Work item: All of the data must be output exactly, with every picture left out.

Data about app and page elements:
☆ ☆ ☆ ☆ ☆
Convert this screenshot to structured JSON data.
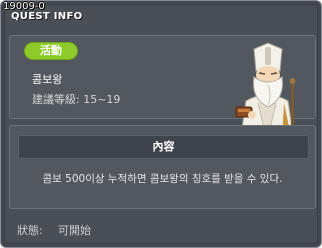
{
  "quest": {
    "id": "19009-0",
    "header": "QUEST INFO",
    "badge": "活動",
    "name": "콤보왕",
    "level": "建議等級: 15~19",
    "content_title": "內容",
    "content_text": "콤보 500이상 누적하면 콤보왕의 칭호를 받을 수 있다.",
    "status_label": "狀態:",
    "status_value": "可開始"
  },
  "colors": {
    "panel_bg": "#4a4e55",
    "badge_green": "#8ecb2a"
  },
  "icons": {
    "npc": "old-sage-npc-portrait"
  }
}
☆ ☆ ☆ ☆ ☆
Written solution:
Convert this screenshot to structured JSON data.
{
  "quest": {
    "id": "19009-0",
    "header": "QUEST INFO",
    "badge": "活動",
    "name": "콤보왕",
    "level": "建議等級: 15~19",
    "content_title": "內容",
    "content_text": "콤보 500이상 누적하면 콤보왕의 칭호를 받을 수 있다.",
    "status_label": "狀態:",
    "status_value": "可開始"
  },
  "colors": {
    "panel_bg": "#4a4e55",
    "badge_green": "#8ecb2a"
  },
  "icons": {
    "npc": "old-sage-npc-portrait"
  }
}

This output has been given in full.